══ DATASET EXCERPTS

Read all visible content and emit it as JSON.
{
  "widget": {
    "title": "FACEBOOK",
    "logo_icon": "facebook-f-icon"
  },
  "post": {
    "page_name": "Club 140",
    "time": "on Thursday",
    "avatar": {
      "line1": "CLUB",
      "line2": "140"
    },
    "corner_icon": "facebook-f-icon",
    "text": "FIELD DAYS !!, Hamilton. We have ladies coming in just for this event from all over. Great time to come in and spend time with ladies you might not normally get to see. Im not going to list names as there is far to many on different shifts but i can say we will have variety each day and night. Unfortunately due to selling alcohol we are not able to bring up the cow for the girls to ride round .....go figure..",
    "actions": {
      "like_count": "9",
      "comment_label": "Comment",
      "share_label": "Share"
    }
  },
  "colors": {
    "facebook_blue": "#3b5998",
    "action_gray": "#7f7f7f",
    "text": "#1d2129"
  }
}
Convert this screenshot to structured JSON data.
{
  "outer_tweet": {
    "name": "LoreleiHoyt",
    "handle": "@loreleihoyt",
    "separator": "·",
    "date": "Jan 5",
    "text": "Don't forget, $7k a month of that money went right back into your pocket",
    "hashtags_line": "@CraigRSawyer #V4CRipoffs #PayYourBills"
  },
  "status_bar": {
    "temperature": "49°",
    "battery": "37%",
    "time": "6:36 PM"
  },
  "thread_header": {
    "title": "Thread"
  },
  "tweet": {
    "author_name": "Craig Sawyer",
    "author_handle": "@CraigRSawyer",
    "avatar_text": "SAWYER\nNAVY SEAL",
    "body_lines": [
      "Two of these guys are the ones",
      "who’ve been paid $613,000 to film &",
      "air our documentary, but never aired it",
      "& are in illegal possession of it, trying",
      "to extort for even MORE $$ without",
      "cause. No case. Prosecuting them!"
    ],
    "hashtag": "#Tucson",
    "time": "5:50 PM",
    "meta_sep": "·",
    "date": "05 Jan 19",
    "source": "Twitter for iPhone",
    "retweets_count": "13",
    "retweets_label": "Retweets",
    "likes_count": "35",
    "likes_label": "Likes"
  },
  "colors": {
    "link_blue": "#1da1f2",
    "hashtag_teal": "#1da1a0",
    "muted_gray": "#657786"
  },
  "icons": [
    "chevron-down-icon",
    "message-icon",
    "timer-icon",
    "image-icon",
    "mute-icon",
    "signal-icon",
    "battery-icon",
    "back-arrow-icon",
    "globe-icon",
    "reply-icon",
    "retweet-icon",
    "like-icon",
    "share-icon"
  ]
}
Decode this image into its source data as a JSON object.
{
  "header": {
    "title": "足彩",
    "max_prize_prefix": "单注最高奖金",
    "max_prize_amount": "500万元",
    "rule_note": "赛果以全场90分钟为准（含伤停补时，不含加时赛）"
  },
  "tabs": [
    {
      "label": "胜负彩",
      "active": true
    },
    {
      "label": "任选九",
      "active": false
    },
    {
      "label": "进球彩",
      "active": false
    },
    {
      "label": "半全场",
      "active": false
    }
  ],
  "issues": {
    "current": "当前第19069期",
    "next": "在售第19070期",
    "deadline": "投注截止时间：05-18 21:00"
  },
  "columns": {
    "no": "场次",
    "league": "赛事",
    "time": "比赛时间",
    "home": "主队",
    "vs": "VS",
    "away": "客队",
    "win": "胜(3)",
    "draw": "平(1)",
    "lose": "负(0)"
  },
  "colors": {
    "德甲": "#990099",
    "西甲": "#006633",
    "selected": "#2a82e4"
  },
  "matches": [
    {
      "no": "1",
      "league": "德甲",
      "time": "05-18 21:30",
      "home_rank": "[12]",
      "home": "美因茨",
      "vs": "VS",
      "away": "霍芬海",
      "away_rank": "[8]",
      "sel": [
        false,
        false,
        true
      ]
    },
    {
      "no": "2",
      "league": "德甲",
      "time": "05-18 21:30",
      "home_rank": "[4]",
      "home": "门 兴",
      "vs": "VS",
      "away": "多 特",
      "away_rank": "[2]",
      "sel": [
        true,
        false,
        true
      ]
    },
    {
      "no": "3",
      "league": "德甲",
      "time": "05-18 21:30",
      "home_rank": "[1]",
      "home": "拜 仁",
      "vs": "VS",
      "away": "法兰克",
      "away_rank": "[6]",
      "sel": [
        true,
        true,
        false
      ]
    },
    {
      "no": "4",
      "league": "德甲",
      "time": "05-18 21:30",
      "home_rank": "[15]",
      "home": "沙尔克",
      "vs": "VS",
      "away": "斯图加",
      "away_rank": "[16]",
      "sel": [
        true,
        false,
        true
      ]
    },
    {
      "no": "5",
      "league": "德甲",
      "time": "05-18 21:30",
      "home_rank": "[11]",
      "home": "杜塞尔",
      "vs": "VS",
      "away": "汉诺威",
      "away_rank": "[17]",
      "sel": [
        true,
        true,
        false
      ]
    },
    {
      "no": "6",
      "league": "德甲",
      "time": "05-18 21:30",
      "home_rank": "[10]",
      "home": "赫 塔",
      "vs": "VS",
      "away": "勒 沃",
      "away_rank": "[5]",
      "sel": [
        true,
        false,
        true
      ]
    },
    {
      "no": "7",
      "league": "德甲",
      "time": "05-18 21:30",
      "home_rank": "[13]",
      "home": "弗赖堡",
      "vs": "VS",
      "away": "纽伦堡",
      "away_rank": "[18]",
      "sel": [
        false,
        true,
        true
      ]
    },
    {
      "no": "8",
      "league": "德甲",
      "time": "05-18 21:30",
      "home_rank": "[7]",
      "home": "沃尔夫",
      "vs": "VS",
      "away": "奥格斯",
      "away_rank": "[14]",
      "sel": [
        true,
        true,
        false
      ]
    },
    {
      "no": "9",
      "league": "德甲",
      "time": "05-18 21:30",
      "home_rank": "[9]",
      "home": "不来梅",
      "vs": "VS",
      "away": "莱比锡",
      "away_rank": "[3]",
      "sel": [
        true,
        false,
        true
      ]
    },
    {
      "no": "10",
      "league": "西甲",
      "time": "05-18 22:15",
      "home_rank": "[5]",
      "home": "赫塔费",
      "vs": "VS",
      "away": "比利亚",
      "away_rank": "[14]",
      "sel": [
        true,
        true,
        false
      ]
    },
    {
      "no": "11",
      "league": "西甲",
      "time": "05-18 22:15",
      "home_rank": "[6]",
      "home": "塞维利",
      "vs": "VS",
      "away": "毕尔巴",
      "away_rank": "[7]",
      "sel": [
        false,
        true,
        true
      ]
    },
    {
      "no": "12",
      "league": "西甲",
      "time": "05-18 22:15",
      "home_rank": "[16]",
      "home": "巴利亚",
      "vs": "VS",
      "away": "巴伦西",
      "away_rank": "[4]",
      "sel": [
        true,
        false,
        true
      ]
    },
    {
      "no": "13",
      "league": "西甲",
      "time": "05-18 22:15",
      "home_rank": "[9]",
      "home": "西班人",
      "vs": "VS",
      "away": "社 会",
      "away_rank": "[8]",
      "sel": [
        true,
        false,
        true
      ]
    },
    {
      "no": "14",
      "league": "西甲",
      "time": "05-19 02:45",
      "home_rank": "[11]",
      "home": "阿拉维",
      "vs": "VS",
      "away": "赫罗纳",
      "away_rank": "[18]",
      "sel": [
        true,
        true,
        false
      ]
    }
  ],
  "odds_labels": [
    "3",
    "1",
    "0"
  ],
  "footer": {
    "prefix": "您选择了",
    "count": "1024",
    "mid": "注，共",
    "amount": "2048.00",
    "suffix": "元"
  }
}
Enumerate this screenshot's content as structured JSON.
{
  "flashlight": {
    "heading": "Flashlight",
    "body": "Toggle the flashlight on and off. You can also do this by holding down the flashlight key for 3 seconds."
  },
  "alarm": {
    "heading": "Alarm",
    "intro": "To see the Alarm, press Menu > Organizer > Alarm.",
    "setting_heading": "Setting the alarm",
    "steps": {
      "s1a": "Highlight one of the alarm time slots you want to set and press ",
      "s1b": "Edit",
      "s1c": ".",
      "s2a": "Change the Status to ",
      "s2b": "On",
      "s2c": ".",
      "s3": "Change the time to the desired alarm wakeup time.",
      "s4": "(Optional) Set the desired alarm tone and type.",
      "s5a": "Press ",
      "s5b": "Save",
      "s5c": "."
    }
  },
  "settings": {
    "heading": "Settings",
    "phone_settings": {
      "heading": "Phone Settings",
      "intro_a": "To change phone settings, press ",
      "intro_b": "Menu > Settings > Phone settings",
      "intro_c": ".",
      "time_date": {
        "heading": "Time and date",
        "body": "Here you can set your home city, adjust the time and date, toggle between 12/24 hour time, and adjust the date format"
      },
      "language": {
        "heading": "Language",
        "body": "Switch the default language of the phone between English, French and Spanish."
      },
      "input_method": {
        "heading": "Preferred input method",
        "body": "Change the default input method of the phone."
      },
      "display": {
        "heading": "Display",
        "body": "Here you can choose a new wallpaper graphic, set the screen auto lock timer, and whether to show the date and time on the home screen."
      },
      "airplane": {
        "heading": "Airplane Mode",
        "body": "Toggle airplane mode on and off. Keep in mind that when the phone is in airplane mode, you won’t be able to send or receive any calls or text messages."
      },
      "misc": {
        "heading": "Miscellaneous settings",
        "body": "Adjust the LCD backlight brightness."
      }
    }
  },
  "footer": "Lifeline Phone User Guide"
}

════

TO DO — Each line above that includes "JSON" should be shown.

ANSWER BELOW —
Read all visible content and emit it as JSON.
Convert this screenshot to structured JSON data.
Decode this image into its source data as a JSON object.
Enumerate this screenshot's content as structured JSON.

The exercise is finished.